Procrastination, more than ever before! [a little update :) ]

This will be a little update on what I've been up to and what will be in the future. I've been putting this off for a while but whatever I'll do it now.
Basically I've been either too busy or too lazy to make a post. Being in a university is pretty cool but it sucks alot of time out and I study far away from home where my workshop is, so it makes it harder to work on projects.
So, first some updates...
The watercooled laptop might make a return but I'm not sure. I've already tested the MK2 waterblock and the results were interesting if a little underwhelming at the same time. Going by memory, the GPU temp dropped by about 15C, while CPU temp only dropped by 5C. The reason why the CPU temp didn't drop as much as the GPU was because my waterblock wasn't perfectly flat. It was actually pretty cool holding the coolant resrvoir and feeling it heat up. But to push the project further forward I would need to make a MK3 waterblock and making those is very tedio…

Crap Diodes! The truth about the 150EBU04 eBay special.

I recently finished making an inverter MIG welder but as soon as I tested it out the damn thing blew apart. Now why is that? One could say that I'm dumb and unable to make a proper welder but it's actually not that (not this time at least). The welder had previously underwent testing and worked flawlessly but all the testing was done on 12V. As soon as I tried pulling the trigger on 230V it blew three of the four primary switching IGBTs. At first I assumed the IGBT's were the problem, but when I rebuilt the switching stage with MOSFETs I still had nothing on the output.

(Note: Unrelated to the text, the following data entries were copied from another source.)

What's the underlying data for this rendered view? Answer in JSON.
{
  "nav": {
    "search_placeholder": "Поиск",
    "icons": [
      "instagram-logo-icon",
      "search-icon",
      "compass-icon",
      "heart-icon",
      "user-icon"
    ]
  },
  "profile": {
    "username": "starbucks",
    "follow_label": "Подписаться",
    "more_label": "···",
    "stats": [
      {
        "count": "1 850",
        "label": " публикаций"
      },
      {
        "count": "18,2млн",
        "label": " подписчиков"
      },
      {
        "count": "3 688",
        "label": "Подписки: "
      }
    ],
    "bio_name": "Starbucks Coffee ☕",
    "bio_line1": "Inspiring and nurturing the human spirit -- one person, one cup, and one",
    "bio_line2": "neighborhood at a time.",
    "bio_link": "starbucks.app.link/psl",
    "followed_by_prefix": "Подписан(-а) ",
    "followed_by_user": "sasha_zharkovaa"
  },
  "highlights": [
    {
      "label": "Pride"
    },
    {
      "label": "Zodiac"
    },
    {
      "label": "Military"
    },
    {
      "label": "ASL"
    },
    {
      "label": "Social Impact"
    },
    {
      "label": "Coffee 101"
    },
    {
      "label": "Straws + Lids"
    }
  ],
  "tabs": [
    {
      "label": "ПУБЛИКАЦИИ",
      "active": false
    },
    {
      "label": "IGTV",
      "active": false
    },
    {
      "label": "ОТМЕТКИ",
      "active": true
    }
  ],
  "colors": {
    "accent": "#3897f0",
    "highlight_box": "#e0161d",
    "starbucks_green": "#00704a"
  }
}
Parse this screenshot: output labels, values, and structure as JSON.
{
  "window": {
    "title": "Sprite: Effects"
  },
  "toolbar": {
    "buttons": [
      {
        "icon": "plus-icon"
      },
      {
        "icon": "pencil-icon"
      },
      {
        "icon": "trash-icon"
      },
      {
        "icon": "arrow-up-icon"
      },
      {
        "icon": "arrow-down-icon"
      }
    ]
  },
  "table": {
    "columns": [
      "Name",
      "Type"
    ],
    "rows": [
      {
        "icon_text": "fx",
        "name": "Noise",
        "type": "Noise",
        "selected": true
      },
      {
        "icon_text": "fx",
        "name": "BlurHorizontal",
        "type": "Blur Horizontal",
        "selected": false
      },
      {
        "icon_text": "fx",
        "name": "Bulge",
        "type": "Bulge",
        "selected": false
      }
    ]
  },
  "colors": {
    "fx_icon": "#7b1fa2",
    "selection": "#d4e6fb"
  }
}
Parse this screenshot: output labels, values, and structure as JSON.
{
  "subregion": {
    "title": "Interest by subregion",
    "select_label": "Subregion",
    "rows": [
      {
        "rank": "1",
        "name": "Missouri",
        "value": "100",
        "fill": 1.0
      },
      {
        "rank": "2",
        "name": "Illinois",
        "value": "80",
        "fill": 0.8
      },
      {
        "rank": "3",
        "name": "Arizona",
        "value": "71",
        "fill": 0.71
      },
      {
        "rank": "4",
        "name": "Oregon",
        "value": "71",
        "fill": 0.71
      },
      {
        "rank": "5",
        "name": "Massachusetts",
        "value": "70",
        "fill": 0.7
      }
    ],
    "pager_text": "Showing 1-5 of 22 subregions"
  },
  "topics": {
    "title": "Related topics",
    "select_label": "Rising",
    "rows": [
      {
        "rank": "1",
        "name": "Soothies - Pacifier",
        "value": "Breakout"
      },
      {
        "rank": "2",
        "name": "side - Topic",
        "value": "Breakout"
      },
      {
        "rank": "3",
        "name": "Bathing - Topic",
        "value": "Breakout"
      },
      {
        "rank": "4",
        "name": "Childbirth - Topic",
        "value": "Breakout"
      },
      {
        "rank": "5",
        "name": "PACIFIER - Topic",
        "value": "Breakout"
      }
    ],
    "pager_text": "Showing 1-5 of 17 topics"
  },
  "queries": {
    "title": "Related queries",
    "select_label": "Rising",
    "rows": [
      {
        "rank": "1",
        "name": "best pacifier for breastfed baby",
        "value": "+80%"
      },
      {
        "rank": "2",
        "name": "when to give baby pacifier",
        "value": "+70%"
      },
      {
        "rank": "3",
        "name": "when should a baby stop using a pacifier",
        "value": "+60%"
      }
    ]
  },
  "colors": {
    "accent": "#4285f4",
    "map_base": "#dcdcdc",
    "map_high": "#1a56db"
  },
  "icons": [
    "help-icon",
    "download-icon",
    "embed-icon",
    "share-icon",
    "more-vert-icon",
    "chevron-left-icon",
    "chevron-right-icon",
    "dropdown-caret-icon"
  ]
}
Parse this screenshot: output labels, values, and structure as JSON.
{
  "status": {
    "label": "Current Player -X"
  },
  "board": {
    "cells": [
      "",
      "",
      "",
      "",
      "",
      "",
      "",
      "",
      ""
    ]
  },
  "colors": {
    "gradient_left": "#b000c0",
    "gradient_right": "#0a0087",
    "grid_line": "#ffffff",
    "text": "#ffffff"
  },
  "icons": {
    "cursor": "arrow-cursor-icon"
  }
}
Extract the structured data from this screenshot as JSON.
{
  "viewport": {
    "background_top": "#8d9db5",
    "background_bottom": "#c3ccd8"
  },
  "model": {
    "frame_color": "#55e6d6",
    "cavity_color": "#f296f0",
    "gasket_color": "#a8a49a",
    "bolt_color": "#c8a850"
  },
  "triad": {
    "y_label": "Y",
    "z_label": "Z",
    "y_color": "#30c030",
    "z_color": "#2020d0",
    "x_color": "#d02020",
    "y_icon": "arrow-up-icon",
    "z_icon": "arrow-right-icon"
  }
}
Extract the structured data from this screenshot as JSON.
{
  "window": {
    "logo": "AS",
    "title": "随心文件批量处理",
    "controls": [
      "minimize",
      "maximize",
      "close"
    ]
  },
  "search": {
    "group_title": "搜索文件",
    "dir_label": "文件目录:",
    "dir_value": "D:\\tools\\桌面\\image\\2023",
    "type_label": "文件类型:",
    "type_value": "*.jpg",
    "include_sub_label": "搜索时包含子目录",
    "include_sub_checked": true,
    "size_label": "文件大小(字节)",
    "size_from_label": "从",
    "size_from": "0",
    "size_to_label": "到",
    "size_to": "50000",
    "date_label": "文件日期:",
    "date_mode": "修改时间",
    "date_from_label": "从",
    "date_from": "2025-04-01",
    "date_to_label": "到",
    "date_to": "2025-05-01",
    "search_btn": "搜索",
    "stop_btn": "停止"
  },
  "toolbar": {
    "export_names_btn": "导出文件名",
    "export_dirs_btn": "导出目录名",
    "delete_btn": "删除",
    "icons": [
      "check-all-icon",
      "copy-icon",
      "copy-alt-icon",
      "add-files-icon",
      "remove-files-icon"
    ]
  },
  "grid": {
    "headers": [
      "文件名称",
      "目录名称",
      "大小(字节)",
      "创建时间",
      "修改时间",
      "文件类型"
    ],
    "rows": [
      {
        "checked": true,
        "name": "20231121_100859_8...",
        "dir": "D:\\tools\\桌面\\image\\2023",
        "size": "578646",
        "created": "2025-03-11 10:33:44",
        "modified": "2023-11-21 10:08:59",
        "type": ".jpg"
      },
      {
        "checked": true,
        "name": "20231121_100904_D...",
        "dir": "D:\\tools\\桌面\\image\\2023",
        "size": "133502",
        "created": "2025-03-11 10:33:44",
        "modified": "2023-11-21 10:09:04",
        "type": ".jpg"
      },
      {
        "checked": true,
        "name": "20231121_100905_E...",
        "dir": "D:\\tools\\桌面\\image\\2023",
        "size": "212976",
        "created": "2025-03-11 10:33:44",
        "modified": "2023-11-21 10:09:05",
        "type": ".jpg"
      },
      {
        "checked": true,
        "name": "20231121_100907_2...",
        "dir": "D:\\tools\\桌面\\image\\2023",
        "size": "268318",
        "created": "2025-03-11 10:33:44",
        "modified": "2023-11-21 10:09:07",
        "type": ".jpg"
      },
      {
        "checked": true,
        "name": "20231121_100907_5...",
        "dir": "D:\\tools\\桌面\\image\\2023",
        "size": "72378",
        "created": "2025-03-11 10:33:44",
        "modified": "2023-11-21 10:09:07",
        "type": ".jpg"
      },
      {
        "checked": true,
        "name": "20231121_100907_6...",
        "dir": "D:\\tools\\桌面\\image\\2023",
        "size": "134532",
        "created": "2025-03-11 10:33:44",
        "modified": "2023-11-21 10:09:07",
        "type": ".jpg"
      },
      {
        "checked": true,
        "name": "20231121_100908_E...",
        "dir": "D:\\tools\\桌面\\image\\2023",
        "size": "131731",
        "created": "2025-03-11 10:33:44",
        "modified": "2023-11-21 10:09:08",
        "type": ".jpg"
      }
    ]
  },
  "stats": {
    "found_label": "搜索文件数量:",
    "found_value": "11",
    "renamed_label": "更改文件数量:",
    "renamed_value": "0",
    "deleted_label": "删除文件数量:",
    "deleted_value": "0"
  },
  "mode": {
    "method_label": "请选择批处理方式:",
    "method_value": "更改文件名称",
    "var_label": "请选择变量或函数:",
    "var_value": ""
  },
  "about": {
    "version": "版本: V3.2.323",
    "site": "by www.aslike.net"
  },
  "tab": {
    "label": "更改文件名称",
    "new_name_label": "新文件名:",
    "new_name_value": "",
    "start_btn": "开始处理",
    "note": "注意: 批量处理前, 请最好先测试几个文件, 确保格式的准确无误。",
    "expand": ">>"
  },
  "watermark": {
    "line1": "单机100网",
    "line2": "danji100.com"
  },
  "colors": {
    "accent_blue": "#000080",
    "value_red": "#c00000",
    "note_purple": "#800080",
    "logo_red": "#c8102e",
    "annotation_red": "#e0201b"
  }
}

This made me question the secondary rectifier diodes, a quick diode test with the DMM revealed that they were all shorted, seems weird since the welder was unloaded so no current should have been flowing through the diodes.  The diodes were marked 150EBU04 and they were supposed to be 150A, 400V diodes but as it turned out they were far from that. Considering I got them from eBay this isn't entirely sur…

Making a 10x10cm CNC XY plotter from scrap parts....and then adding a laser to it!

Recently I had a few weeks off and during that time I finished one of my longest lasting projects - the 30€ 3D printer. During that time I got interested in CNC stuff and since I'm so budget minded (courtesy of my empty wallet) I started thinking of ways to make CNC cheaper, better and more available. This might seem like a far stretch but to me it was actually pretty doable.
First I started out with what I want my build area to be, 10x10cm seemed pretty good and should work well for what I'll be doing with it. So I took a piece of paper and started drawing what I want my little plotter to be, the 10x10cm build area being the first thing I drew.

You might notice that there's a 2x2cm square, that's the bit that will be moving around the whole build area with whatever is mounted to it. When designing most of my projects I just wing it and make whatever looks nice, I can then refine the design into something more sensible.
The 2x2cm square was extended to 2x3cm to leave m…

Quick tip: Turning welding electrodes into long 3mm shafts/rods.

I've been doing more and more projects where I need smooth linear motion and there are many ways to achieve it, but for small projects things like 12mm precision ground hardened steel shafts are a bit much. I have a small and light CNC project going on and I need a smooth and straight shaft for the linear motion.
Something like a 3mm shaft from a CD/DVD drive would have been perfect if not for the fact that, for what i'm doing right now, they're too short. So I started thinking up ways of making the shaft out of something. It had to be readily available, preferably something I already had, something straight and relatively precise. With "3mm shaft" still in my head I quickly remembered that I have a pack of 3mm electrodes and from what I remember those are pretty straight, so I went to my garage and came back with a few 3mm electrodes along with some 2mm electrodes. Taking a closer look at them they do seem very straight, this might work out but I had to figure s…

Rising from the dead.......with the magnum opus of DIY short shifters.

Four months is quite a hiatus but never the less my university stuff is done and I can finally enjoy my summer holiday.
Recently I got the idea to make a short shifter for my '96 SAAB 900 ( 2nd gen ).
At first I did what anyone would do and went to the Internet to see who has done what, and since I'm very budget minded I only looked for DIY mods.
I did find a good one where a tube was used to raise the plastic bushing off the shifter housing and also sliding the pivot ball up the gear lever by however much you raised the plastic bushing.
To me this looked like a great idea and I immediately went looking for a suitable tube. That's where I was met by the first hurdle. I couldn't find a tube of suitable size. I did, however, have a sheet of 2mm stainless steel. The idea was to make a tube out of the stainless steel and then proceed as usual.
The problem I came into was that rolling the tube was not that easy, making the ends meet and hav…